Scrum pulls from the Product Backlog in the Sprint Planning meeting, the goal of which is to pull a batch of work corresponding to the team’s capacity for the duration of a Sprint. Getting the batch size right involves
- projecting the teams capacity,
- estimating the work,
- guessing the impact of queue time.
Each of those is a puzzle; taken together it’s just a lot to ask for.
Kanban pulls from the Product Backlog in a Ready-Queue Replenishment meeting where you don’t have to take any of those bothersome questions into consideration. The team’s capacity is already subsumed in the WIP limit set for the Ready for Work state.
You might choose to do effort estimation to support analysis, but all you need to worry about is getting decomposition right (qualitative estimation). Queue time is managed with buffer and pull policies, and we don’t have to consider that during the replenishment meeting.
No Story Left Behind
A common problem is Scrum is that by the middle of the Sprint, most of the work is in progress with very little done and it’s hard to tell what’s going on by looking at the board. Burn-down charts may summarize the situation, but don’t provide any insight into what needs attention. The busy-board progression is inevitable when blocked stories are sidelined pending resolution of some question or issue. By the last day of the Sprint, the situation is usually a bit less clear. The smoke finally clears at Sprint Review meeting, not that you can do anything about it by then.
Kanban can’t force you to resolve issues in real time, but it does provide a protocol for sidelining blocked work. First, the WIP limit on the In Progress state provides some buffer to allow time for questions to be resolved. You might set a higher limit on a globally distributed team, when questions are to team members who are not available, but when you hit the WIP limit, and you want to pull another story to keep working, then the protocol requires approval, a signal for collaboration to ensure that whatever the decision, there is deliberation and visibility.
Ideally, instead of sidelining a blocked story before pulling a new ticket, the team comes together to resolve the issue, so the story can move to the next transition state, rather than be blocked.
Frequent micro-meetings forced by the signal system reinforces the importance of team collaboration and sets the stage for retrospective and root-cause analysis to become part of the fabric of daily activity. The signal system and WIP limits are intended to make it a bit harder to kick the can down the road than it is to try to resolve these question in real time.
Lurking behind the rows and columns of the Kanban card wall are hidden constraints; the elusive complications that are a drag on progress.
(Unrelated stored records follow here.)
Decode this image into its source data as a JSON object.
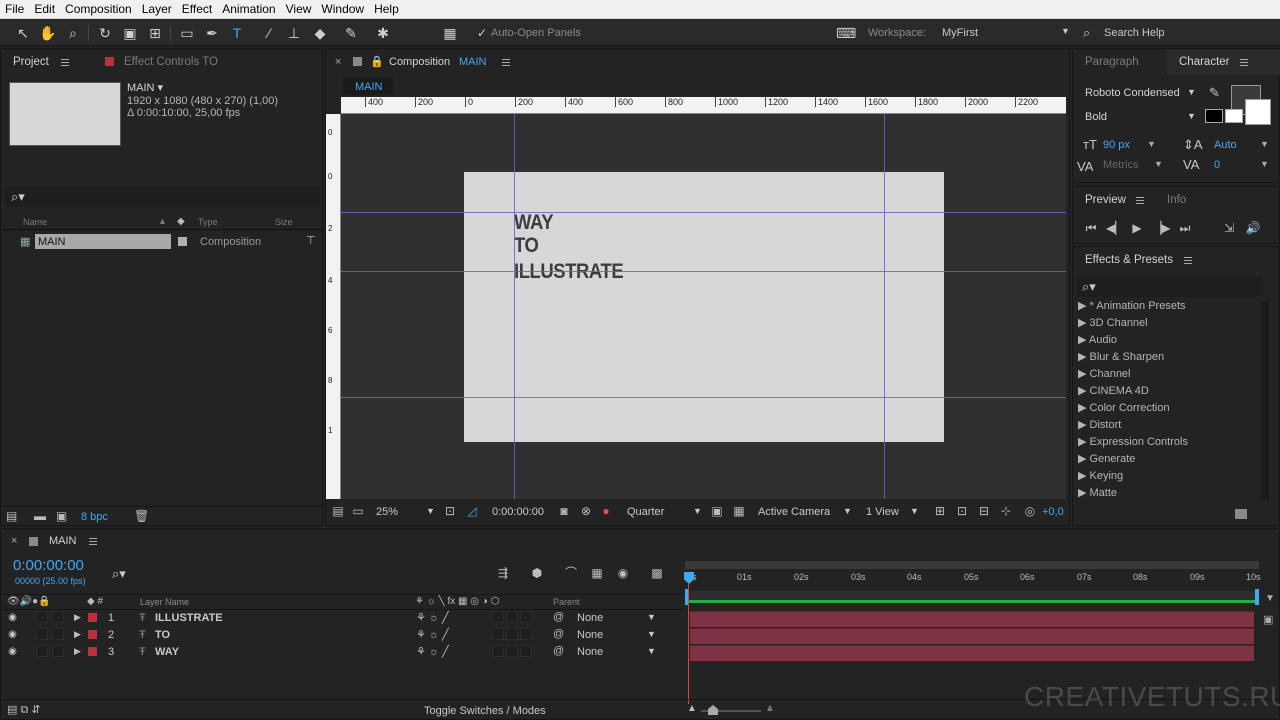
{
  "menu": [
    "File",
    "Edit",
    "Composition",
    "Layer",
    "Effect",
    "Animation",
    "View",
    "Window",
    "Help"
  ],
  "toolbar": {
    "auto_open_label": "Auto-Open Panels",
    "workspace_label": "Workspace:",
    "workspace_value": "MyFirst",
    "search_help": "Search Help"
  },
  "project": {
    "tab_project": "Project",
    "tab_effect_controls": "Effect Controls TO",
    "item_name": "MAIN ▾",
    "item_size": "1920 x 1080  (480 x 270) (1,00)",
    "item_duration": "Δ 0:00:10:00, 25,00 fps",
    "col_name": "Name",
    "col_type": "Type",
    "col_size": "Size",
    "row_name": "MAIN",
    "row_type": "Composition",
    "bpc": "8 bpc"
  },
  "composition": {
    "tab_label": "Composition",
    "tab_comp": "MAIN",
    "subtab": "MAIN",
    "ruler_ticks": [
      "400",
      "200",
      "0",
      "200",
      "400",
      "600",
      "800",
      "1000",
      "1200",
      "1400",
      "1600",
      "1800",
      "2000",
      "2200"
    ],
    "ruler_v_ticks": [
      "0",
      "0",
      "2",
      "4",
      "6",
      "8",
      "1"
    ],
    "canvas_lines": [
      "WAY",
      "TO",
      "ILLUSTRATE"
    ],
    "zoom": "25%",
    "timecode": "0:00:00:00",
    "resolution": "Quarter",
    "camera": "Active Camera",
    "views": "1 View",
    "exposure": "+0,0"
  },
  "character": {
    "tab_paragraph": "Paragraph",
    "tab_character": "Character",
    "font": "Roboto Condensed",
    "style": "Bold",
    "size": "90 px",
    "leading": "Auto",
    "kerning": "Metrics",
    "tracking": "0"
  },
  "preview": {
    "tab_preview": "Preview",
    "tab_info": "Info"
  },
  "effects": {
    "title": "Effects & Presets",
    "items": [
      "▶ * Animation Presets",
      "▶ 3D Channel",
      "▶ Audio",
      "▶ Blur & Sharpen",
      "▶ Channel",
      "▶ CINEMA 4D",
      "▶ Color Correction",
      "▶ Distort",
      "▶ Expression Controls",
      "▶ Generate",
      "▶ Keying",
      "▶ Matte"
    ]
  },
  "timeline": {
    "tab": "MAIN",
    "timecode": "0:00:00:00",
    "frames": "00000 (25.00 fps)",
    "col_layer_name": "Layer Name",
    "col_parent": "Parent",
    "ruler": [
      "0s",
      "01s",
      "02s",
      "03s",
      "04s",
      "05s",
      "06s",
      "07s",
      "08s",
      "09s",
      "10s"
    ],
    "layers": [
      {
        "num": "1",
        "name": "ILLUSTRATE",
        "parent": "None"
      },
      {
        "num": "2",
        "name": "TO",
        "parent": "None"
      },
      {
        "num": "3",
        "name": "WAY",
        "parent": "None"
      }
    ],
    "toggle_label": "Toggle Switches / Modes"
  },
  "watermark": "CREATIVETUTS.RU",
  "colors": {
    "accent": "#3fa9f5",
    "label_red": "#b8323e",
    "guide": "#6c5fd6",
    "bar": "#7e3344"
  }
}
Increase throughput is the bounty paid for each issue resolved. I like the treasure hunt metaphor better than the mud-and-blood Rugby metaphor of Scrum.Tweet alt="Tweet this" />